A recent Eyewitness News investigation uncovered case after case of 9-1-1 nightmares - desperate callers placed on hold and not getting the immediate emergency assistance they were seeking!
David Hale's experience exemplifies the problem. When he thought his buddy was dying, he called 9-1-1 and was placed on hold five times. Frustrated and desperate, he found a phone book and dialed a police department directly. Fortunately, his friend got help and survived.
VECC's problem, it seems, boils down to a staffing shortage. Even a million dollar investment in a new system that places callers in a "queue" and answers them on a first-come basis seems to be exacerbating the problem. Instead of waiting on-hold, many callers hang up and try again, and each time they do, they go to the back of the "queue."
Needless to say, such confusion at a 9-1-1 center is totally unacceptable.
KSL is encouraged that VECC officials acknowledge their problem, say they are already taking steps to modify their "queue" system, and plan to add more call-takers.
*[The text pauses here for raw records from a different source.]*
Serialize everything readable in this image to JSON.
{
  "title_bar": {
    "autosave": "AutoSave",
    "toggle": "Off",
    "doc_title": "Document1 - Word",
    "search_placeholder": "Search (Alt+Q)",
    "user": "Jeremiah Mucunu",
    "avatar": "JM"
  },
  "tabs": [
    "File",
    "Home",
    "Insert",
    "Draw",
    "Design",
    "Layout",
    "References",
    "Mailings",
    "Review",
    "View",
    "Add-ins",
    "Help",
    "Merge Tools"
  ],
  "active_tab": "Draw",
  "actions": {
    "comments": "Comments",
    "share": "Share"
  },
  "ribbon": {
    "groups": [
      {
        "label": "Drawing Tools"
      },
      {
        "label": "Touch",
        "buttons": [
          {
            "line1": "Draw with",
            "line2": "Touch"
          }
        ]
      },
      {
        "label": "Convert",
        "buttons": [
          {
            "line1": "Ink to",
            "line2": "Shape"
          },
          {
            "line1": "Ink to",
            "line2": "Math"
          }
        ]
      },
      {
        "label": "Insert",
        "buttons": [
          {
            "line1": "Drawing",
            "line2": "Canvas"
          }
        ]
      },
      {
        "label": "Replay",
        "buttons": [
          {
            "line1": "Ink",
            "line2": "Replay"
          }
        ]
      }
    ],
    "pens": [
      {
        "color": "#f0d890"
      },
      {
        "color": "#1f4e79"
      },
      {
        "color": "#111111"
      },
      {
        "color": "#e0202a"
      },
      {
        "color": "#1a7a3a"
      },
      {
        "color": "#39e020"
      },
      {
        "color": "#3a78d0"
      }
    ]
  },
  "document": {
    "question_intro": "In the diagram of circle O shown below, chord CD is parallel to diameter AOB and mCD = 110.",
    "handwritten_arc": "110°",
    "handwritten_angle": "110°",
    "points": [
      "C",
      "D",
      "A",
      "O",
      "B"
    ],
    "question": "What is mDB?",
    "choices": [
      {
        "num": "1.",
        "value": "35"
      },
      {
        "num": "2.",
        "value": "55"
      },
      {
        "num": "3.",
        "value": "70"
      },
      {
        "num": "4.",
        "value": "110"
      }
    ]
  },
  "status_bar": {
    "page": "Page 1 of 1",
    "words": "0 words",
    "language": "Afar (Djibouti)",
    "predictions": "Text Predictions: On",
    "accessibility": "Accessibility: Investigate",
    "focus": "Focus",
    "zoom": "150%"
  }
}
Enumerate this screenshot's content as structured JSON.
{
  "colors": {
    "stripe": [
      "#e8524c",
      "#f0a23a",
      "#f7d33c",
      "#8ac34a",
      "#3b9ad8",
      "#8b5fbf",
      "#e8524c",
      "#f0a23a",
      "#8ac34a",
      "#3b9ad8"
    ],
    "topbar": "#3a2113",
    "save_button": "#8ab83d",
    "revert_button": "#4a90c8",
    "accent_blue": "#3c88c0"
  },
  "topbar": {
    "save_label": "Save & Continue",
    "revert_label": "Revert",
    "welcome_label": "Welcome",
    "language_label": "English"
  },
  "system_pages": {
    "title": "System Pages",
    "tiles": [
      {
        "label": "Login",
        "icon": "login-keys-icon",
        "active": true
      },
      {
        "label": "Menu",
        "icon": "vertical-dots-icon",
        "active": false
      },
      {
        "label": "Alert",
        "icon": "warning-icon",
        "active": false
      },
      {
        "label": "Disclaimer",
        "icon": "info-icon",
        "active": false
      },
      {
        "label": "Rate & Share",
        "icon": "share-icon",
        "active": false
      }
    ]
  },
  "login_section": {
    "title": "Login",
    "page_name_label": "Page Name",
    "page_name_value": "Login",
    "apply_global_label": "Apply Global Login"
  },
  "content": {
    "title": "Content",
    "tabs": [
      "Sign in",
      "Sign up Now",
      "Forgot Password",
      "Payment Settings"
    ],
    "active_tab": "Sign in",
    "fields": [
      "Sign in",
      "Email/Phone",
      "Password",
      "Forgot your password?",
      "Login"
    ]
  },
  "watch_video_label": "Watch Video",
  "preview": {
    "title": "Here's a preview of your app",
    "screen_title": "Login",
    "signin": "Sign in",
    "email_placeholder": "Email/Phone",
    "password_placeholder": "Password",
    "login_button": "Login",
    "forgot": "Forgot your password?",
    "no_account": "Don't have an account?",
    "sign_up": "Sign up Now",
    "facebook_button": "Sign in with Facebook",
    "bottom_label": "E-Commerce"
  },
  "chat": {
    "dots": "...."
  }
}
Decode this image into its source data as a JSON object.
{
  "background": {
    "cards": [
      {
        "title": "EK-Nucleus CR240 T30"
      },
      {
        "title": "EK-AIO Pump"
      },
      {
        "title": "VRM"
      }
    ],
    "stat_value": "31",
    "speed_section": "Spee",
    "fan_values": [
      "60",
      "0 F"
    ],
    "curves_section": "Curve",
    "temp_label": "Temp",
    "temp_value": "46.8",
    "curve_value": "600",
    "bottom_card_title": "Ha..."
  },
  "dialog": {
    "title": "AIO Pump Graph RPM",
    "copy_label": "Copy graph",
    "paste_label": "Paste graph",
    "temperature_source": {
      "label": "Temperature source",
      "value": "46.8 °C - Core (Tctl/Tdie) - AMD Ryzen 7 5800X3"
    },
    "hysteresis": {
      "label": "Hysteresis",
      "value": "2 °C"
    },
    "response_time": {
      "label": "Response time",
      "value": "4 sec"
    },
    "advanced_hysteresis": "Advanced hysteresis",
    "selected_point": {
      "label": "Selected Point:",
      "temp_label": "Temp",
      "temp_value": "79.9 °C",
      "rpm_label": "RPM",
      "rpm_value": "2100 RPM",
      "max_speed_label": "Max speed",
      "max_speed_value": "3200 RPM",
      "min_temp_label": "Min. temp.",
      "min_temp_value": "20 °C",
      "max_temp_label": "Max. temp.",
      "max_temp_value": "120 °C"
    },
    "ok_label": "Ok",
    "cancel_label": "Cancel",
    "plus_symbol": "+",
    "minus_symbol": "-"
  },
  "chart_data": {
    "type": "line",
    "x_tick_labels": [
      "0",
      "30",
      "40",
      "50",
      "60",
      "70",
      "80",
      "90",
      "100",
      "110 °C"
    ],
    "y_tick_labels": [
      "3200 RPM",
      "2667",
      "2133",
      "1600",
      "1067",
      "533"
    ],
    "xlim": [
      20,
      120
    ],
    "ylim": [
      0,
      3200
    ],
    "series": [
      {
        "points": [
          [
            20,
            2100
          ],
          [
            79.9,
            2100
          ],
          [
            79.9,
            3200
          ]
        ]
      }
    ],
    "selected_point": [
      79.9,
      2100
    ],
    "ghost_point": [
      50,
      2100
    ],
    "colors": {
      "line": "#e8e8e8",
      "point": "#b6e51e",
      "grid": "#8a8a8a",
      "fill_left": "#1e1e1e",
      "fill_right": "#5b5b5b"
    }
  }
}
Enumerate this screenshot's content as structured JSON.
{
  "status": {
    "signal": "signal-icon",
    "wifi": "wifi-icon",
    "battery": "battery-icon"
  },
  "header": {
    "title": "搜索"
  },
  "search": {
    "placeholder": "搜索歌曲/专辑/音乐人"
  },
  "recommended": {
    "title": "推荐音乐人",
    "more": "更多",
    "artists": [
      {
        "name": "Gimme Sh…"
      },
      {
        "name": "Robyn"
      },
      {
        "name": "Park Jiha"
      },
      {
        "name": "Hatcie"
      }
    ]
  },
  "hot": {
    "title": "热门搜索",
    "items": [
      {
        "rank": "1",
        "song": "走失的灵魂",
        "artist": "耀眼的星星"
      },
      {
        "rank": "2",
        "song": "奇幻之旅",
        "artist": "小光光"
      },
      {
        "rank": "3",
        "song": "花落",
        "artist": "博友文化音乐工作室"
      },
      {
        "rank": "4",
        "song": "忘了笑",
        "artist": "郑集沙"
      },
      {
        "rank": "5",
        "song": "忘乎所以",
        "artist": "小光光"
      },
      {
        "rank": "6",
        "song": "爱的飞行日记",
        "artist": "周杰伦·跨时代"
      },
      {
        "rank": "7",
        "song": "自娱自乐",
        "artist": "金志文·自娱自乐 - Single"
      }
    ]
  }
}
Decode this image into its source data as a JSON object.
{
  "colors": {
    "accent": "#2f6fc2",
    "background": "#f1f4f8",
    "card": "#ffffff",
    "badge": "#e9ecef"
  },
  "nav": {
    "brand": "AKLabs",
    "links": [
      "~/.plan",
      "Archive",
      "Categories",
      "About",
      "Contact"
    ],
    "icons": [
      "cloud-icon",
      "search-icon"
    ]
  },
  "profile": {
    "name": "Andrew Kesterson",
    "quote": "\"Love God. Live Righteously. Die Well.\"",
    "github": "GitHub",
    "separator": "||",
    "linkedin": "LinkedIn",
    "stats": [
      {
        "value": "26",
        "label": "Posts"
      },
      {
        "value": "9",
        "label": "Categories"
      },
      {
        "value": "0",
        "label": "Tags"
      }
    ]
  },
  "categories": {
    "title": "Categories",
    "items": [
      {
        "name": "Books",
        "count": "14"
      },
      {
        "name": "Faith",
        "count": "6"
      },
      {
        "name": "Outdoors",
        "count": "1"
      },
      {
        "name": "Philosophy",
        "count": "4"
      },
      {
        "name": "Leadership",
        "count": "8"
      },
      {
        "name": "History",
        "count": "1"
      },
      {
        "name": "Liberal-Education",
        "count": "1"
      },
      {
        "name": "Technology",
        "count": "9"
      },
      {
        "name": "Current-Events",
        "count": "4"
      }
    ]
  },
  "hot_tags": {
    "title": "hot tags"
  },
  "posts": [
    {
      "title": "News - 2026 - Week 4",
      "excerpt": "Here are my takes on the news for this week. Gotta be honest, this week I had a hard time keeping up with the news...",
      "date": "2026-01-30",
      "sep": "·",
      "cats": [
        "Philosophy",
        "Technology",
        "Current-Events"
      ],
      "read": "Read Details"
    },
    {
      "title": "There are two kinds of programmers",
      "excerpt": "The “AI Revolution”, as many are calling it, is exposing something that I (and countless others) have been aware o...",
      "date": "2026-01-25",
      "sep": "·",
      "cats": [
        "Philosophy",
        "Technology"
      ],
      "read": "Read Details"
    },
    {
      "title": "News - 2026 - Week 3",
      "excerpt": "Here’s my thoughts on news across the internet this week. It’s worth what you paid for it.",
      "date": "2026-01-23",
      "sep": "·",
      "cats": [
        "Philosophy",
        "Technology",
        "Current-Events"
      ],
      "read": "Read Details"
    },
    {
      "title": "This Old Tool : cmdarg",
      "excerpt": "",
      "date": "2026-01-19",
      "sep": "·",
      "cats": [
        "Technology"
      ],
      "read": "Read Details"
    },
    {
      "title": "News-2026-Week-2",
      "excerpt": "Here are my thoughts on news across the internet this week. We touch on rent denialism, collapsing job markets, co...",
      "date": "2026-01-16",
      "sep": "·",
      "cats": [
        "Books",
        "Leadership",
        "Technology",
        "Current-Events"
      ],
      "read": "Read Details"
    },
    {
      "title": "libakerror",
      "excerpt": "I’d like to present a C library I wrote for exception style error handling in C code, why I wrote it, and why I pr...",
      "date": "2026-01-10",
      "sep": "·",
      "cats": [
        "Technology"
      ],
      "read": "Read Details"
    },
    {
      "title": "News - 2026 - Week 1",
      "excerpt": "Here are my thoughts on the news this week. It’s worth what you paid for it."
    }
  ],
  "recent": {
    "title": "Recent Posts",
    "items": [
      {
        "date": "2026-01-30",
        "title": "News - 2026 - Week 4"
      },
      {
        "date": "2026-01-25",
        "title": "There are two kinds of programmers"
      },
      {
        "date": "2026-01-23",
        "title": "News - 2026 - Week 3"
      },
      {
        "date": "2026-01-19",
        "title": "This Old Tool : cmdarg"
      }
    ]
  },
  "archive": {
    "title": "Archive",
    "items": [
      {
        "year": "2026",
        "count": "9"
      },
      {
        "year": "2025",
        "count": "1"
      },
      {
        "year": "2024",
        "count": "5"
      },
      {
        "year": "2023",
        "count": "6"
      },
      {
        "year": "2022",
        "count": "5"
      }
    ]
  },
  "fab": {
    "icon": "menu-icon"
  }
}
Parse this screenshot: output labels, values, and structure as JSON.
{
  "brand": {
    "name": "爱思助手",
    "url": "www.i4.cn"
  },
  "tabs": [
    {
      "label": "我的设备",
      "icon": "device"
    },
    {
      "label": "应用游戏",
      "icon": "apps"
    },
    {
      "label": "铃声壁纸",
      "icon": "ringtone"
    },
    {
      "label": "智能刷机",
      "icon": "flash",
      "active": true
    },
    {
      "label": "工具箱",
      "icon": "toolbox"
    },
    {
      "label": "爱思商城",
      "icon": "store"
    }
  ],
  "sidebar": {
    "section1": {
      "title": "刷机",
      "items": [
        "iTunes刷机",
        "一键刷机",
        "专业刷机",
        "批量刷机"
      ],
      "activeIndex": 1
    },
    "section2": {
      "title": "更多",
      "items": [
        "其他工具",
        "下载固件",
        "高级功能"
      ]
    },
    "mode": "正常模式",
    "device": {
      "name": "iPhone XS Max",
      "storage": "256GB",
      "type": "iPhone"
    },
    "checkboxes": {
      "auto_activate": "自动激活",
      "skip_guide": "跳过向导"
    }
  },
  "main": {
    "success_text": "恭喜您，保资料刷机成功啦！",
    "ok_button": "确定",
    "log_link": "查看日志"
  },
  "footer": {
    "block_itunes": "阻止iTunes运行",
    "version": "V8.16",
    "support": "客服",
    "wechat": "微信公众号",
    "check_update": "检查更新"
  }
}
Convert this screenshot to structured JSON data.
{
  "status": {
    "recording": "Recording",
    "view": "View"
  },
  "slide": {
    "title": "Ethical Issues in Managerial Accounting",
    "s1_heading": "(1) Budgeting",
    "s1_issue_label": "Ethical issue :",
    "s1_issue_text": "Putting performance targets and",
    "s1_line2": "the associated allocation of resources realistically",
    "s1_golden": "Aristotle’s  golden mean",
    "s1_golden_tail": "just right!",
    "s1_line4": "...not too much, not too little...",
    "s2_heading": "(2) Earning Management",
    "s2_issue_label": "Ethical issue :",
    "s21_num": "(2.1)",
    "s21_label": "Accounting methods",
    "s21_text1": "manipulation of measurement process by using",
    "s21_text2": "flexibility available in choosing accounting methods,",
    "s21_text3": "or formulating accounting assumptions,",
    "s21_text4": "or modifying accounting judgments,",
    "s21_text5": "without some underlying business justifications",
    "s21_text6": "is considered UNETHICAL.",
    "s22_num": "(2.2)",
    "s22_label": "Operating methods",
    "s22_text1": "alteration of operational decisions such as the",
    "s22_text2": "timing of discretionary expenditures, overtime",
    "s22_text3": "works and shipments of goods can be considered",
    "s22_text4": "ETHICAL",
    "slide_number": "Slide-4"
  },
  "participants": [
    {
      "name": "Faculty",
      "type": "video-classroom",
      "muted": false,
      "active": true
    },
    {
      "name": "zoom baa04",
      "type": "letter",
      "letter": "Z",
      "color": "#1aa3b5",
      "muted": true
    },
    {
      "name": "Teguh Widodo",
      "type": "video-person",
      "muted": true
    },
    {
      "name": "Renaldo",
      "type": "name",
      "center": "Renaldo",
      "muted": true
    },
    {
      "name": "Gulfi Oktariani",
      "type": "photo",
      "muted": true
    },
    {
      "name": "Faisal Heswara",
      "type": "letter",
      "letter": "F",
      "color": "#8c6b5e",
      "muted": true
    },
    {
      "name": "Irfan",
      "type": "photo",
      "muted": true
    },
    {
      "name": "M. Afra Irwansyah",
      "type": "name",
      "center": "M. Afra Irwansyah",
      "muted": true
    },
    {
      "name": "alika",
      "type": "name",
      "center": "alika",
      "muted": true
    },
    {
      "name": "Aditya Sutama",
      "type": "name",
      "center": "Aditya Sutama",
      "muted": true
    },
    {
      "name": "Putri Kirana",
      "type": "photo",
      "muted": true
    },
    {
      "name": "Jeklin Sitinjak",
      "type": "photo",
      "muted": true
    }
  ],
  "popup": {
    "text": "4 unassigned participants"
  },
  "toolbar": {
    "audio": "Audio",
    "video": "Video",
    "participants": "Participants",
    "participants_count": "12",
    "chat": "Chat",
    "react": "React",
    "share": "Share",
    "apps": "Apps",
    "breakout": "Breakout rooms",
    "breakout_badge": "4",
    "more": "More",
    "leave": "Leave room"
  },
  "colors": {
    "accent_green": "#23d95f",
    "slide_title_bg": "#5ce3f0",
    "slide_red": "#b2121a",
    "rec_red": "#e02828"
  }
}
As we said, they need to. Desperate 9-1-1 callers shouldn't have to wait unduly for help.